> REQUIRED WORK:
Looking at the material below, work out how many of its lines hold the string "peelmicro". Give that figure alone.

> THE DATA:
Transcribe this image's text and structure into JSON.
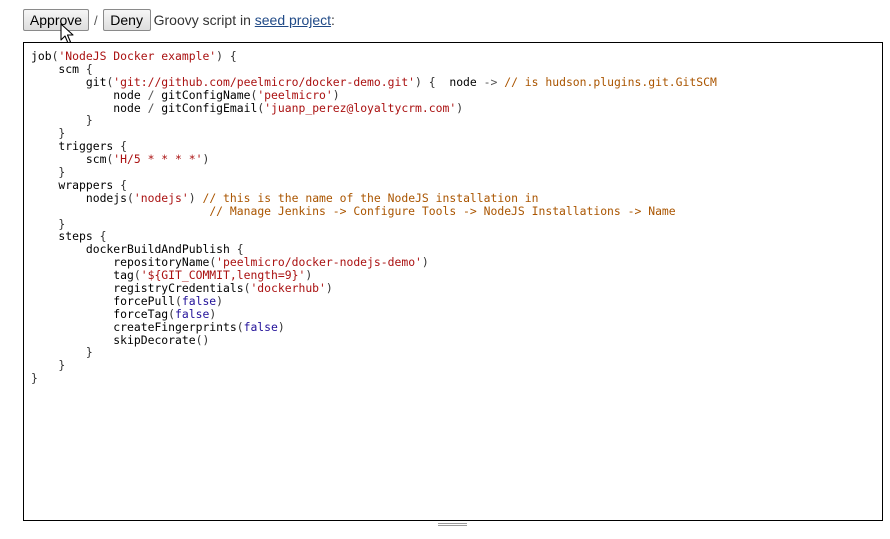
{
  "toolbar": {
    "approve_label": "Approve",
    "separator": "/",
    "deny_label": "Deny",
    "description_prefix": "Groovy script in ",
    "link_label": "seed project",
    "description_suffix": ":"
  },
  "editor": {
    "language": "groovy",
    "lines": [
      [
        {
          "t": "job",
          "c": "plain"
        },
        {
          "t": "(",
          "c": "br"
        },
        {
          "t": "'NodeJS Docker example'",
          "c": "str"
        },
        {
          "t": ") {",
          "c": "br"
        }
      ],
      [
        {
          "t": "    scm ",
          "c": "plain"
        },
        {
          "t": "{",
          "c": "br"
        }
      ],
      [
        {
          "t": "        git",
          "c": "plain"
        },
        {
          "t": "(",
          "c": "br"
        },
        {
          "t": "'git://github.com/peelmicro/docker-demo.git'",
          "c": "str"
        },
        {
          "t": ") {  ",
          "c": "br"
        },
        {
          "t": "node ",
          "c": "plain"
        },
        {
          "t": "->",
          "c": "op"
        },
        {
          "t": " ",
          "c": "plain"
        },
        {
          "t": "// is hudson.plugins.git.GitSCM",
          "c": "cmt"
        }
      ],
      [
        {
          "t": "            node ",
          "c": "plain"
        },
        {
          "t": "/",
          "c": "op"
        },
        {
          "t": " gitConfigName",
          "c": "plain"
        },
        {
          "t": "(",
          "c": "br"
        },
        {
          "t": "'peelmicro'",
          "c": "str"
        },
        {
          "t": ")",
          "c": "br"
        }
      ],
      [
        {
          "t": "            node ",
          "c": "plain"
        },
        {
          "t": "/",
          "c": "op"
        },
        {
          "t": " gitConfigEmail",
          "c": "plain"
        },
        {
          "t": "(",
          "c": "br"
        },
        {
          "t": "'juanp_perez@loyaltycrm.com'",
          "c": "str"
        },
        {
          "t": ")",
          "c": "br"
        }
      ],
      [
        {
          "t": "        }",
          "c": "br"
        }
      ],
      [
        {
          "t": "    }",
          "c": "br"
        }
      ],
      [
        {
          "t": "    triggers ",
          "c": "plain"
        },
        {
          "t": "{",
          "c": "br"
        }
      ],
      [
        {
          "t": "        scm",
          "c": "plain"
        },
        {
          "t": "(",
          "c": "br"
        },
        {
          "t": "'H/5 * * * *'",
          "c": "str"
        },
        {
          "t": ")",
          "c": "br"
        }
      ],
      [
        {
          "t": "    }",
          "c": "br"
        }
      ],
      [
        {
          "t": "    wrappers ",
          "c": "plain"
        },
        {
          "t": "{",
          "c": "br"
        }
      ],
      [
        {
          "t": "        nodejs",
          "c": "plain"
        },
        {
          "t": "(",
          "c": "br"
        },
        {
          "t": "'nodejs'",
          "c": "str"
        },
        {
          "t": ") ",
          "c": "br"
        },
        {
          "t": "// this is the name of the NodeJS installation in",
          "c": "cmt"
        }
      ],
      [
        {
          "t": "                          ",
          "c": "plain"
        },
        {
          "t": "// Manage Jenkins -> Configure Tools -> NodeJS Installations -> Name",
          "c": "cmt"
        }
      ],
      [
        {
          "t": "    }",
          "c": "br"
        }
      ],
      [
        {
          "t": "    steps ",
          "c": "plain"
        },
        {
          "t": "{",
          "c": "br"
        }
      ],
      [
        {
          "t": "        dockerBuildAndPublish ",
          "c": "plain"
        },
        {
          "t": "{",
          "c": "br"
        }
      ],
      [
        {
          "t": "            repositoryName",
          "c": "plain"
        },
        {
          "t": "(",
          "c": "br"
        },
        {
          "t": "'peelmicro/docker-nodejs-demo'",
          "c": "str"
        },
        {
          "t": ")",
          "c": "br"
        }
      ],
      [
        {
          "t": "            tag",
          "c": "plain"
        },
        {
          "t": "(",
          "c": "br"
        },
        {
          "t": "'${GIT_COMMIT,length=9}'",
          "c": "str"
        },
        {
          "t": ")",
          "c": "br"
        }
      ],
      [
        {
          "t": "            registryCredentials",
          "c": "plain"
        },
        {
          "t": "(",
          "c": "br"
        },
        {
          "t": "'dockerhub'",
          "c": "str"
        },
        {
          "t": ")",
          "c": "br"
        }
      ],
      [
        {
          "t": "            forcePull",
          "c": "plain"
        },
        {
          "t": "(",
          "c": "br"
        },
        {
          "t": "false",
          "c": "atom"
        },
        {
          "t": ")",
          "c": "br"
        }
      ],
      [
        {
          "t": "            forceTag",
          "c": "plain"
        },
        {
          "t": "(",
          "c": "br"
        },
        {
          "t": "false",
          "c": "atom"
        },
        {
          "t": ")",
          "c": "br"
        }
      ],
      [
        {
          "t": "            createFingerprints",
          "c": "plain"
        },
        {
          "t": "(",
          "c": "br"
        },
        {
          "t": "false",
          "c": "atom"
        },
        {
          "t": ")",
          "c": "br"
        }
      ],
      [
        {
          "t": "            skipDecorate",
          "c": "plain"
        },
        {
          "t": "()",
          "c": "br"
        }
      ],
      [
        {
          "t": "        }",
          "c": "br"
        }
      ],
      [
        {
          "t": "    }",
          "c": "br"
        }
      ],
      [
        {
          "t": "}",
          "c": "br"
        }
      ]
    ]
  },
  "cursor_icon": "mouse-pointer-icon",
  "resize_icon": "resize-grip-icon",
  "colors": {
    "string": "#a11",
    "comment": "#a50",
    "atom": "#219",
    "link": "#204a87"
  }
}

> OUTPUT BELOW:
3